(iv) by using the disputed domain name, the Respondent has intentionally attempted to attract, for commercial gain, Internet users to respondent’s website or other on-line location, by creating a likelihood of confusion with the complainant’s mark as to the source, sponsorship, affiliation, or endorsement of respondent’s website or location or of a product or service on respondent’s web site or location.
The above four circumstances are not exclusive and bad faith may be found by the Panel alternatively.
The Panel finds that, as already established by prior UDRP panels, the BARBIE trademark has been famous for many years and all around the world and is to be regarded as a well-known trademark (see, e.g., Mattel Inc., Mattel España S.A., v. Glaciar State S.L., WIPO Case No. DES2009-0040; Mattel Inc. v. Andrew Cuthbert, NAF Claim No. 1214706). Thus, it appears clearly to the Panel that the Respondent knew or should have known the existence of the BARBIE trademark at the time of registration of the disputed domain name.
The Panel concurs with prior UDRP decisions holding that registration of a well-known trademark as a domain name is a clear indication of bad faith in itself (see The Gap Inc. v. Deng Youqian, WIPO Case No. D2009-0113).
Therefore, the Panel considers that the Respondent did not register the disputed domain name in good faith.
In addition to this, the Complainant proved that the website to which the disputed domain name resolves offers official BARBIE branded games without authorization from the Complainant to display such games, unauthorized BARBIE branded games and games unrelated to the BARBIE trademark.

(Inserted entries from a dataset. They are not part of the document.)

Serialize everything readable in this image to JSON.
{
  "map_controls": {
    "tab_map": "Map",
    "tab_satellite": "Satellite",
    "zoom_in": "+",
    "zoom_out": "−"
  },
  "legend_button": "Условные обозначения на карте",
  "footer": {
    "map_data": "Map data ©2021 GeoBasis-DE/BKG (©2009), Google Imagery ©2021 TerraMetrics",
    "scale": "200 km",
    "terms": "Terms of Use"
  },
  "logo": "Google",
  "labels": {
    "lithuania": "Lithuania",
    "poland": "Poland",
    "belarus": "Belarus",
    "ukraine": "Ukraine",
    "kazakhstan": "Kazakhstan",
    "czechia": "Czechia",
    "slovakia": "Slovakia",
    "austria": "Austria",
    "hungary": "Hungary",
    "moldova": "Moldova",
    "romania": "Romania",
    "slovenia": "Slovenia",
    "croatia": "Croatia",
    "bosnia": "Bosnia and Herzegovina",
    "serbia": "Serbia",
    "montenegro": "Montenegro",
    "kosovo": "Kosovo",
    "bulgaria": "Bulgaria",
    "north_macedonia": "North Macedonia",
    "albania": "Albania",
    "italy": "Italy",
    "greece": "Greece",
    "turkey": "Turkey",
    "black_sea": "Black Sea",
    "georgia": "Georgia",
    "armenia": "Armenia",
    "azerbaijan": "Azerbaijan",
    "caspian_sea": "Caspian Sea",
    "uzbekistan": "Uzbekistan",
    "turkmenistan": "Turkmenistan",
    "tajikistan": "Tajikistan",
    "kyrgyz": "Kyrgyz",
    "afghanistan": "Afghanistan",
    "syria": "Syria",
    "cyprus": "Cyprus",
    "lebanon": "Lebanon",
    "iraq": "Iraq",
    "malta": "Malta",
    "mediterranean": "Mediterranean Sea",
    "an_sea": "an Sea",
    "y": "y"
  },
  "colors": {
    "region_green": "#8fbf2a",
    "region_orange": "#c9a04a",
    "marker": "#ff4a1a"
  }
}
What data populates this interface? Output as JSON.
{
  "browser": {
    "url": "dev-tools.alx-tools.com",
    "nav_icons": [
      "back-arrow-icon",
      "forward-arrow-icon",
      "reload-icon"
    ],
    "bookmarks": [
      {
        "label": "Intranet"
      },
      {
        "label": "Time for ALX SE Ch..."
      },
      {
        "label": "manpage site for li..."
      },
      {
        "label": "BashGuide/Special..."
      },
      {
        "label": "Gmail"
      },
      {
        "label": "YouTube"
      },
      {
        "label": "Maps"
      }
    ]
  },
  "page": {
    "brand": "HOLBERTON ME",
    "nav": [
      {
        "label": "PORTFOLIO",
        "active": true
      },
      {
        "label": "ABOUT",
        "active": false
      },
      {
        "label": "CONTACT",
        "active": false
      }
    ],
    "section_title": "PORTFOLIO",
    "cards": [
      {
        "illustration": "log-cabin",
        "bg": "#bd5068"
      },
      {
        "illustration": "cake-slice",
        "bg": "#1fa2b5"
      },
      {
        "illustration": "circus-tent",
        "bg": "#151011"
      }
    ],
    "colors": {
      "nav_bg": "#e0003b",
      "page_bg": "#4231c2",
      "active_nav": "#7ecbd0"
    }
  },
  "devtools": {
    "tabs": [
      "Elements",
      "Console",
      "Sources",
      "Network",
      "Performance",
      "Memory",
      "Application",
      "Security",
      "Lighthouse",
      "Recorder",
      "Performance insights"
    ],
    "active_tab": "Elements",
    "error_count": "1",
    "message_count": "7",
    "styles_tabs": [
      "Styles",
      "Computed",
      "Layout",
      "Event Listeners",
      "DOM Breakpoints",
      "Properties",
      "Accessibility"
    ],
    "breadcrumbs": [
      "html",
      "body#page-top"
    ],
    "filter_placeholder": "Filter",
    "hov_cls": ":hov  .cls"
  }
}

It also appears that the Respondent’s website contains advertisements and contains a link to a website unrelated to the Complainant where users are encouraged to purchase online games. Such website may have arranged to pay a commission to the Respondent for each visitor so referred. The referring website may thereby generate a revenue stream for the Respondent.

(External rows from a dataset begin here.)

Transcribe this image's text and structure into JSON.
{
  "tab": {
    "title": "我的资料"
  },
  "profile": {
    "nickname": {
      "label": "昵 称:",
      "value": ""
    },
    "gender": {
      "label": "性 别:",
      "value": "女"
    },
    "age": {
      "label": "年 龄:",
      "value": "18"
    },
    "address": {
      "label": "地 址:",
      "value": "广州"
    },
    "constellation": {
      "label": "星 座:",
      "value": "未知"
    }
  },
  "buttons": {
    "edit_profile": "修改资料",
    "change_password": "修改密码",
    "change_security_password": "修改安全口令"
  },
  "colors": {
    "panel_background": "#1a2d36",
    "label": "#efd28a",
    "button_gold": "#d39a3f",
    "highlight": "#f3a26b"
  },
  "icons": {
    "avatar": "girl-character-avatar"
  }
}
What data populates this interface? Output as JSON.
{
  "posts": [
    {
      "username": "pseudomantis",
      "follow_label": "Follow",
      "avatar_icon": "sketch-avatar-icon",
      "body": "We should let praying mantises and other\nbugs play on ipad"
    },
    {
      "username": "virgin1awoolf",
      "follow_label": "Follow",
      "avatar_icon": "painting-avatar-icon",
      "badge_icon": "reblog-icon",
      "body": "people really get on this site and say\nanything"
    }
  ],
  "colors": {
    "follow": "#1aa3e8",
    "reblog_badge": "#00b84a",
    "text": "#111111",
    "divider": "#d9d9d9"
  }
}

It is commonly held by UDRP panels that such pay-per-click business shall not necessarily be considered as illegitimate. However, this practice appears to be illegitimate when another's trademark is featured in the domain name without authorization as a mean of attracting visitors (see Pearson Education, Inc v. CTP Internacional; Private Registration at Directi Internet Solutions Pvt. Ltd. and <scottforesmanandcompany.com>, WIPO Case No. D2009-0266).
In this case, the Panel found that, as already held by another UDRP panel in a similar case involving the BARBIE mark, Internet users searching for the Complainant online may find the Respondent’s website instead and become confused as to the Complainant’s affiliation with the website and feature content (Mattel Inc. v. Bucsek Bernadett, NAF Claim No. 1390980).

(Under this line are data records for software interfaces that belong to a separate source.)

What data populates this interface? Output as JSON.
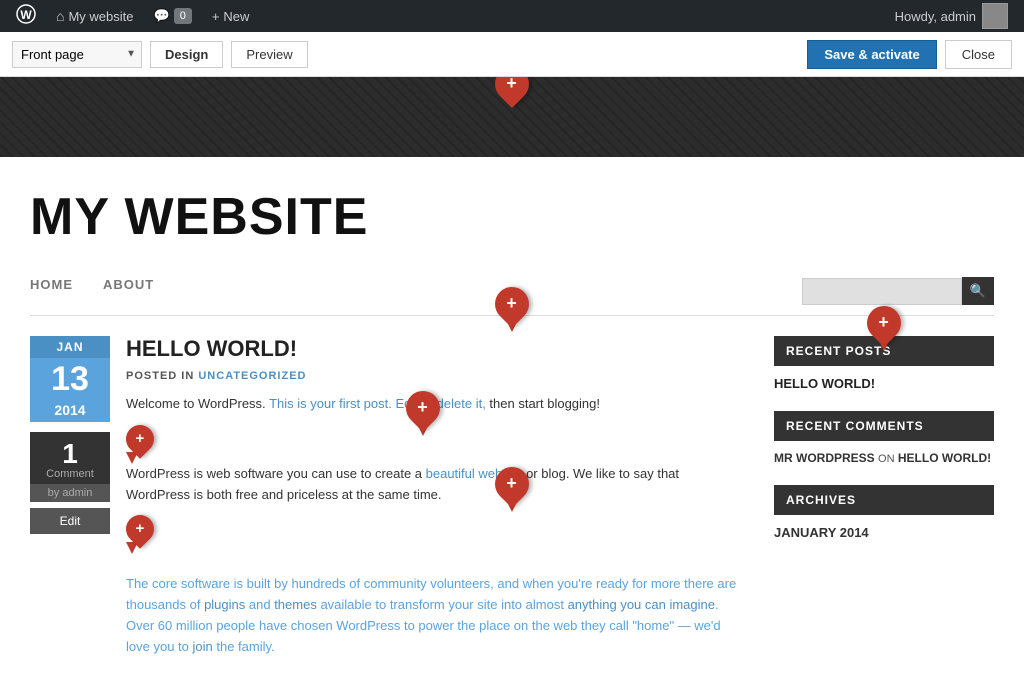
{
  "admin_bar": {
    "site_name": "My website",
    "comments_count": "0",
    "new_label": "New",
    "howdy_text": "Howdy, admin"
  },
  "toolbar": {
    "page_select_label": "Front page",
    "design_label": "Design",
    "preview_label": "Preview",
    "save_label": "Save & activate",
    "close_label": "Close"
  },
  "site": {
    "title": "MY WEBSITE",
    "nav": {
      "items": [
        {
          "label": "HOME"
        },
        {
          "label": "ABOUT"
        }
      ]
    },
    "search_placeholder": ""
  },
  "post": {
    "date": {
      "month": "JAN",
      "day": "13",
      "year": "2014"
    },
    "comment_count": "1",
    "comment_label": "Comment",
    "by_label": "by admin",
    "edit_label": "Edit",
    "title": "HELLO WORLD!",
    "posted_in_label": "POSTED IN",
    "category": "UNCATEGORIZED",
    "body1": "Welcome to WordPress. This is your first post. Edit or delete it, then start blogging!",
    "body2": "WordPress is web software you can use to create a beautiful website or blog. We like to say that WordPress is both free and priceless at the same time.",
    "body3": "The core software is built by hundreds of community volunteers, and when you're ready for more there are thousands of plugins and themes available to transform your site into almost anything you can imagine. Over 60 million people have chosen WordPress to power the place on the web they call \"home\" — we'd love you to join the family."
  },
  "sidebar": {
    "recent_posts_title": "RECENT POSTS",
    "recent_posts": [
      {
        "label": "HELLO WORLD!"
      }
    ],
    "recent_comments_title": "RECENT COMMENTS",
    "recent_comments": [
      {
        "commenter": "MR WORDPRESS",
        "on": "ON",
        "post": "HELLO WORLD!"
      }
    ],
    "archives_title": "ARCHIVES",
    "archives": [
      {
        "label": "JANUARY 2014"
      }
    ]
  },
  "icons": {
    "wp_logo": "⊞",
    "home_icon": "⌂",
    "comment_icon": "💬",
    "plus_icon": "+",
    "search_icon": "🔍"
  }
}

As a consequence, the Panel finds that there is no reason for the Respondent to use the BARBIE mark except to attract, for commercial gain, Internet users to the Respondent’s website or other on-line location, by creating a likelihood of confusion with the Complainant’s mark as to the source, or affiliation of the Respondent’s website, which characterizes a use in bad faith.
Furthermore, the Complainant points out that the Respondent has engaged in similar practices in the past as it appears that prior UDRP panels have already ordered restitution of domain names in cases where the Respondent was involved as respondent (see Société des Produits Nestlé S.A. v. Above.com Domain Privacy, Shu Lin, Shu Lin Enterprises Limited, WIPO Case No. D2010-1882; see also Valero Energy Corporation, Valero Marketing and Supply Company v. Transure Enterprise Ltd / Above.com Domain Privacy, WIPO Case No. D2011-0920).
Therefore, based upon the statements and documents submitted by the Complainant and in accordance with the Policy, the Panel considers that the disputed domain name was registered and used in bad faith pursuant to the Policy paragraph 4(a)(iii).
For the foregoing reasons, in accordance with paragraphs 4(i) of the Policy and 15 of the Rules, the Panel orders that the disputed domain name <barbiedressupgames.net> be transferred to the Complainant.
Dated: February 23, 2012